The Diner en Blanc hails from Paris, where it will celebrate its 30th anniversary in 2018. There, the dinner began as a small affair between friends by François Pasquier, who returned abroad and wanted to have a dinner with his friends. To find each other in the Bois du Boulogne, everyone wore white. Each year, the invitees were allowed to invite friends and the dinner is now a 10,000+ person affair. To this day, it remains an invite only dinner and the location is truly a surprise, even to city officials and the police.
America Pasquier, François’ son, and Sandi Safi expanded the Dîner en Blanc to Montreal, and founded the Diner en Blanc International which has brought the dinner to over 100 cities across four continents, mostly by means of a franchise model. New York City is the only city still managed and produced directly by Diner en Blanc International and is clearly the most high profile of the cities.
The John J. Harvey fireboat paid a visit
Unlike Paris, anybody can sign up to get the chance to attend the dinner in New York City and other cities but priority is given to prior guests and invitees of prior guests and leaders, keeping in line with the original concept of a dinner spread between friends. In New York City this year, the waiting list was 45,000 strong.
All guests are assigned a table leader and group leader, and meet at pre-determined locations all around New York City. The leaders bring groups sized between 200 and 250 people to the secret location each year, timed to arrive and enter the site in waves. The groups are assigned very specific areas to set up at. Tonight, dinner began after a napkin waving ceremony (très French), the drinking and eating commenced.
The John J. Harvey fireboat paid the dinner a visit, as did a sailboat from Möet Chandon, the champagne sponsor.
Here in New York City, the location cannot be truly flash mob style due to liquor and gathering rules so the location is rented in advance, which accounts for the registration costs each year. Catering also must be on site, which means unlike Paris, people cannot bring their own alcohol. They can bring their own food and decorations however, and this is where New Yorkers really shine – the elaborate displays and costumes create quite the scene.
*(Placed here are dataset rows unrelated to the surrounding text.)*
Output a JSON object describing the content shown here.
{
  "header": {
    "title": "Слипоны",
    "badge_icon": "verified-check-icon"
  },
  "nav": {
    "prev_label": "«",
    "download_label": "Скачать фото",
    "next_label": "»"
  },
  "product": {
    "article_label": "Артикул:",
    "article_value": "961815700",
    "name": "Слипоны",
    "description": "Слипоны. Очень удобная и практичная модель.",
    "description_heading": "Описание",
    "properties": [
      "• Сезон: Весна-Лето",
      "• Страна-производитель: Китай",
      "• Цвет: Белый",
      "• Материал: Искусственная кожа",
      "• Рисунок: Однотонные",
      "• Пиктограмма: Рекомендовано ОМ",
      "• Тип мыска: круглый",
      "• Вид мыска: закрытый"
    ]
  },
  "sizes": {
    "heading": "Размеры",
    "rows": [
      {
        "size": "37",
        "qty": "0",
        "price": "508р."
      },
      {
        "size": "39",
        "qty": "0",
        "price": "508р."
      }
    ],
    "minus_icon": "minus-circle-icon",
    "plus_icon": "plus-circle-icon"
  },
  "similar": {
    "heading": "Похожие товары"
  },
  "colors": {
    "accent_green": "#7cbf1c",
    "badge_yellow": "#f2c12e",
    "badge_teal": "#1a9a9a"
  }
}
Halfway through, a party breaks out with scheduled performers and DJs, and an official afterparty takes place nearby.
Next, check out the history of the Dîner en Blanc locations in Paris, the past locations in NYC, and see the documentary about the Diner en Blanc in Paris featuring Untapped Cities founder Michelle Young. All photos of 2016 Dîner en Blanc by @ericlau_street and @untappedmich